## ACTIVITY
In the records below, which lines include "JSON"? Copy them.

··· DATA

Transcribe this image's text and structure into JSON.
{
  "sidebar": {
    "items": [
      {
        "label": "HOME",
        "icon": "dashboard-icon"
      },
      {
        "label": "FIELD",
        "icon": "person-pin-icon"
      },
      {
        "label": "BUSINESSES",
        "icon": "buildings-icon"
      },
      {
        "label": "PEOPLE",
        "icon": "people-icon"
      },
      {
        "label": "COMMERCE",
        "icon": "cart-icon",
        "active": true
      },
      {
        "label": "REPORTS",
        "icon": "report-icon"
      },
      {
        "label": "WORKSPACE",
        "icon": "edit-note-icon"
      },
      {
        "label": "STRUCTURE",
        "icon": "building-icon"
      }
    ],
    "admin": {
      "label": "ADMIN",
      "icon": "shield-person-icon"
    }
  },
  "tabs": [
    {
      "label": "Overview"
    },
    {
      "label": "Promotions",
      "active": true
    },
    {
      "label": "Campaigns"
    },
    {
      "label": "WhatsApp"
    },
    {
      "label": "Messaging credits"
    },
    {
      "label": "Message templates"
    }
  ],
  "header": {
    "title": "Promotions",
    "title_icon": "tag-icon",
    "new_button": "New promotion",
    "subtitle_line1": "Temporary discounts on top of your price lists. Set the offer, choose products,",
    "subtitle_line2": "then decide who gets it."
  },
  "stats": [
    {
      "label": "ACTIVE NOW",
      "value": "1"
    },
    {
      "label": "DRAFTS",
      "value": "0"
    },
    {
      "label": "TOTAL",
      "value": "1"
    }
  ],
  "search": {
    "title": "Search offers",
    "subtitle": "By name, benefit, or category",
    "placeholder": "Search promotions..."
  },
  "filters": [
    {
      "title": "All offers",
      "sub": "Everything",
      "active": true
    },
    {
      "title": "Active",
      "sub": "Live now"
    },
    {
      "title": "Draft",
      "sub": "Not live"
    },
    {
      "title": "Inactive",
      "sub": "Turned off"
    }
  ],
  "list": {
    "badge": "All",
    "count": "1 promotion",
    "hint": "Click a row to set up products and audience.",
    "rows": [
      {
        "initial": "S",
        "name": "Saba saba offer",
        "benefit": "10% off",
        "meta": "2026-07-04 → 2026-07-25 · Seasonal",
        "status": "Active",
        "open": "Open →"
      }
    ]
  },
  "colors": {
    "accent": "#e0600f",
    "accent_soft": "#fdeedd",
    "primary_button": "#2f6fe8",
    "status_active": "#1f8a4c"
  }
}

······
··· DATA

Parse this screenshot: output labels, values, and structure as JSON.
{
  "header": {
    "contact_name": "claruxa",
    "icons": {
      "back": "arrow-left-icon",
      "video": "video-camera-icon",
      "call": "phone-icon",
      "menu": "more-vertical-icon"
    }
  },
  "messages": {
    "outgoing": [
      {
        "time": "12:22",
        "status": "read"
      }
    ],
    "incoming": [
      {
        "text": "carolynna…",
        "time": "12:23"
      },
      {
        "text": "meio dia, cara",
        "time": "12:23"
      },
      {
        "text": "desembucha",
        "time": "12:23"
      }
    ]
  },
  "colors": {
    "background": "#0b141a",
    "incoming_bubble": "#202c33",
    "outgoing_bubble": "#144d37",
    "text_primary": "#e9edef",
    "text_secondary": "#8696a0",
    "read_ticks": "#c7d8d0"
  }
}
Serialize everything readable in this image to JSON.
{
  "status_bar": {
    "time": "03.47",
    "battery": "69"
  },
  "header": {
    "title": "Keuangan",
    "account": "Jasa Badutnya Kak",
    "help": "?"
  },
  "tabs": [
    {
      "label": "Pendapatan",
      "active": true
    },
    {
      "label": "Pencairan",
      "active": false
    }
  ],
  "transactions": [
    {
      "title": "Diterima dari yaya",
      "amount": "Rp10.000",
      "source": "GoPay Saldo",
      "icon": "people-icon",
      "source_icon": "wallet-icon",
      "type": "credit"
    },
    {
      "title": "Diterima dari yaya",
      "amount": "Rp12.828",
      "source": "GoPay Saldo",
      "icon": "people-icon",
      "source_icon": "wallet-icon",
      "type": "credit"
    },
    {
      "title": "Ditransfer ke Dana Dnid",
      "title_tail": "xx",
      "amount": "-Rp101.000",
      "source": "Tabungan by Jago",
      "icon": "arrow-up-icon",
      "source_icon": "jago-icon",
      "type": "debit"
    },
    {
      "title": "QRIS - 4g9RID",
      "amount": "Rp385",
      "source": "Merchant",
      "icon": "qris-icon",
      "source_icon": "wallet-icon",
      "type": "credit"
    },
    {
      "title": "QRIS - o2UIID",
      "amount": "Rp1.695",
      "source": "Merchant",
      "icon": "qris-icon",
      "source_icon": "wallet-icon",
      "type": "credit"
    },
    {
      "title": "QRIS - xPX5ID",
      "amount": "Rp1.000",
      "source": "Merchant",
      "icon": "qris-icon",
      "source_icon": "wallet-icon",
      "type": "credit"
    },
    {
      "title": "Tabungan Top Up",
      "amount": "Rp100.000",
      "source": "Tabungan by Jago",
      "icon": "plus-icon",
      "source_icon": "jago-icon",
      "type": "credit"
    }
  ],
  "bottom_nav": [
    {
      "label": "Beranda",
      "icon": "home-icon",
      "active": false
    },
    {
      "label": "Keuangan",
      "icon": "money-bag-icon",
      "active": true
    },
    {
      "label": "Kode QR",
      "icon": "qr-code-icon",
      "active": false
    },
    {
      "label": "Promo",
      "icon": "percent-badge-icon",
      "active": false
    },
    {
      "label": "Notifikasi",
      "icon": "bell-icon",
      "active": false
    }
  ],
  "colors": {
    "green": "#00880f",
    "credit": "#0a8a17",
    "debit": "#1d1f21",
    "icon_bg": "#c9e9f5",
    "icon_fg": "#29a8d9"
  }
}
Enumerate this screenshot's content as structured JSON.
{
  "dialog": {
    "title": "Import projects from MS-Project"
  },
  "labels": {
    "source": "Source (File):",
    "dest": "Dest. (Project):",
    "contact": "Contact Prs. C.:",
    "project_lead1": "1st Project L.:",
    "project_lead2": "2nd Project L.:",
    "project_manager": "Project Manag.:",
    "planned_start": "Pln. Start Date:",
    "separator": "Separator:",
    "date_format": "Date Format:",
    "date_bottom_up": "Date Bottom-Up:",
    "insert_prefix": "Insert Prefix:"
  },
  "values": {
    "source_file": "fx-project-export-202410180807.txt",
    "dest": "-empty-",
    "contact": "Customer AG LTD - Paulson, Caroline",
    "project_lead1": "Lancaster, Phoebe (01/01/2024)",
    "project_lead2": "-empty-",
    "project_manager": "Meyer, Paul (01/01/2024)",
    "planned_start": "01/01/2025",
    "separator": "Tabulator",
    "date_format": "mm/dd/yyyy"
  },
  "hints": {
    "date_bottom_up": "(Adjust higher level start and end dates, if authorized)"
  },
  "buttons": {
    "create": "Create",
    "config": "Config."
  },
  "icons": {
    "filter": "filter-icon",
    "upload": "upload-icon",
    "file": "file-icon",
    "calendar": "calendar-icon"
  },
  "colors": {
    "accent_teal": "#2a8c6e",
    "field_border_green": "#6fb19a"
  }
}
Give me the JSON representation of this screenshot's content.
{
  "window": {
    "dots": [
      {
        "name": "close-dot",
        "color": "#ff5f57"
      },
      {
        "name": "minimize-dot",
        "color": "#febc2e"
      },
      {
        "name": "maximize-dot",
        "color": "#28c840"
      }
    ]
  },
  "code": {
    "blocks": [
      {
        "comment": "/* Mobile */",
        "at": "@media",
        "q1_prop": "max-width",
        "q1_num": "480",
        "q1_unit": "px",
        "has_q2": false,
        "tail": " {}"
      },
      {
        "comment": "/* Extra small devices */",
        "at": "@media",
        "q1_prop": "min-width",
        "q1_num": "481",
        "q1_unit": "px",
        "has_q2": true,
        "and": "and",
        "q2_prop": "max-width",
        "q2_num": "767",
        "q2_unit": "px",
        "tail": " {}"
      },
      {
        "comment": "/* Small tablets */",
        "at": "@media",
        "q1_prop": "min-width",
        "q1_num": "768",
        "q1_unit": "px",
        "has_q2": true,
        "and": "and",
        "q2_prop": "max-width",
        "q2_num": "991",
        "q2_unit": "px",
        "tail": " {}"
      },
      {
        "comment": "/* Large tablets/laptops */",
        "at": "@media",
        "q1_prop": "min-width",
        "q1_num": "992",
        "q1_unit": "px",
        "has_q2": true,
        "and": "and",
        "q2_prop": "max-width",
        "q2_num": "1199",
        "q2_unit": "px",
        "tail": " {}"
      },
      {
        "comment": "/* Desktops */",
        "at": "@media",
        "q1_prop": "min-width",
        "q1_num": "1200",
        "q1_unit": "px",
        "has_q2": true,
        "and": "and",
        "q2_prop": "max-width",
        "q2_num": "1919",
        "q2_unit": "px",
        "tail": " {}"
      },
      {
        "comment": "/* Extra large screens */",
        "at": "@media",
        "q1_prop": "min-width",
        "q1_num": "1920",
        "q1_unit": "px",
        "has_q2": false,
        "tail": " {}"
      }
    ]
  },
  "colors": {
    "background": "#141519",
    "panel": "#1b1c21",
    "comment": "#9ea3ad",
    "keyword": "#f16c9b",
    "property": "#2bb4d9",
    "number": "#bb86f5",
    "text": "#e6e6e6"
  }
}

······
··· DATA

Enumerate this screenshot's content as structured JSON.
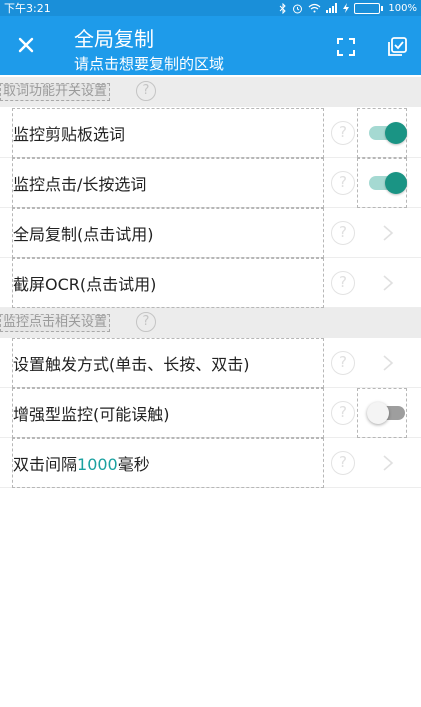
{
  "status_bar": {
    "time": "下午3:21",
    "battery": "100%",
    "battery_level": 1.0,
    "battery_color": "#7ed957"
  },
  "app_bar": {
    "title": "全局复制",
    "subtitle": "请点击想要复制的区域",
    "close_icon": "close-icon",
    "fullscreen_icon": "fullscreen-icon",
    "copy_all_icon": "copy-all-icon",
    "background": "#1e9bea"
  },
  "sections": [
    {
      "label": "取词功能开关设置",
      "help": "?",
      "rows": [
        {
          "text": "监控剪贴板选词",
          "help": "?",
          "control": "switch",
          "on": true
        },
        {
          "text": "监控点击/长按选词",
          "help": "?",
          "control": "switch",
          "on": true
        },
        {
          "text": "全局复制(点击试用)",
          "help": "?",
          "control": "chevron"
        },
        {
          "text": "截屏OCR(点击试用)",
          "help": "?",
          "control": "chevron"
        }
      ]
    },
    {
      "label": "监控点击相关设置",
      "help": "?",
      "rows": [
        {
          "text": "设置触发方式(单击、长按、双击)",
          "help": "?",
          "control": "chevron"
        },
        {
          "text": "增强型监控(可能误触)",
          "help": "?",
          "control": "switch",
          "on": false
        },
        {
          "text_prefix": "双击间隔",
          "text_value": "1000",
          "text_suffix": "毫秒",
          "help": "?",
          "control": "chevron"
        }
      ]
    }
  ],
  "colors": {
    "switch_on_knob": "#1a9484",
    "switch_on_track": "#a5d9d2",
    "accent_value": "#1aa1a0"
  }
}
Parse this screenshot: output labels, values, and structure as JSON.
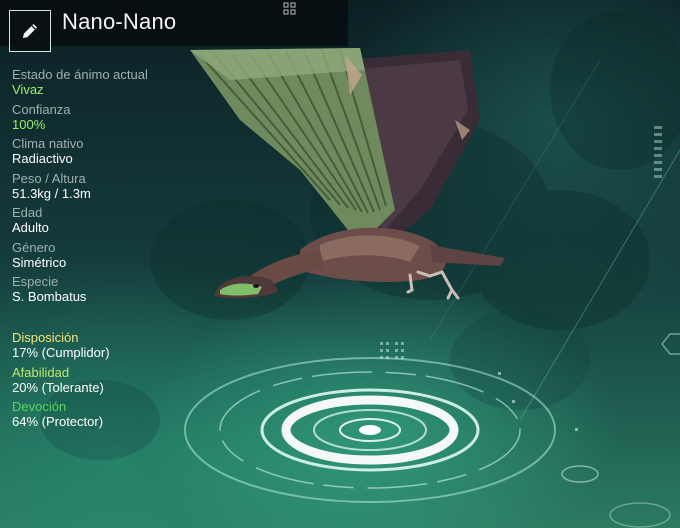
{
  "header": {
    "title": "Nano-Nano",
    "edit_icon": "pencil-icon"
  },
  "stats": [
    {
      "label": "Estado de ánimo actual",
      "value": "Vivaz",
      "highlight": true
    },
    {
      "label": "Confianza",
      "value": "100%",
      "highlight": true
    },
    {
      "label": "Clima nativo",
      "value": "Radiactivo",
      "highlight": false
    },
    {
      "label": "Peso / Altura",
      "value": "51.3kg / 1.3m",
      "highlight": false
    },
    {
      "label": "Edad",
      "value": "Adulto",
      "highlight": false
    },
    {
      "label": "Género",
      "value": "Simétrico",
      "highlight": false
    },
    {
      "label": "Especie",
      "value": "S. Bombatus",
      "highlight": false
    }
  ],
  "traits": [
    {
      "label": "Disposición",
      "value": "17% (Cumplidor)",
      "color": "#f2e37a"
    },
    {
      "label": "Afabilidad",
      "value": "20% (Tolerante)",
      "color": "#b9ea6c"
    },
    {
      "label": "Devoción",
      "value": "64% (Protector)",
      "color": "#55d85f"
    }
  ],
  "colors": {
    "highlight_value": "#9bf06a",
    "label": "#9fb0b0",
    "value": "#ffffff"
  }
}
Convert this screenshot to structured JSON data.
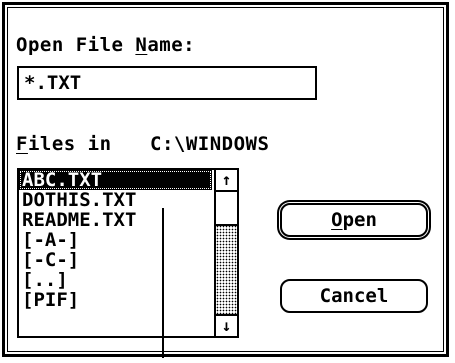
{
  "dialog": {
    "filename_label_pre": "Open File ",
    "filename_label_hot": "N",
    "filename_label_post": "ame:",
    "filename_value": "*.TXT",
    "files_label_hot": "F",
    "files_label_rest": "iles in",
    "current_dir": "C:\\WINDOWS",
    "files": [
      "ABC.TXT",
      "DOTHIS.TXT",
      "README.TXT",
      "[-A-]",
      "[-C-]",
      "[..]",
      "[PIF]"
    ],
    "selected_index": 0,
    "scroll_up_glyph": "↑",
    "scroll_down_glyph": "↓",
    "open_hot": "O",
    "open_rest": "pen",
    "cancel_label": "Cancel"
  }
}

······

## ANSWER
Transcribe this image's text and structure into JSON.
Parse this screenshot: output labels, values, and structure as JSON.
Serialize everything readable in this image to JSON.
Enumerate this screenshot's content as structured JSON.
Give me the JSON representation of this screenshot's content.
Enumerate this screenshot's content as structured JSON.
Parse this screenshot: output labels, values, and structure as JSON.
Convert this screenshot to structured JSON data.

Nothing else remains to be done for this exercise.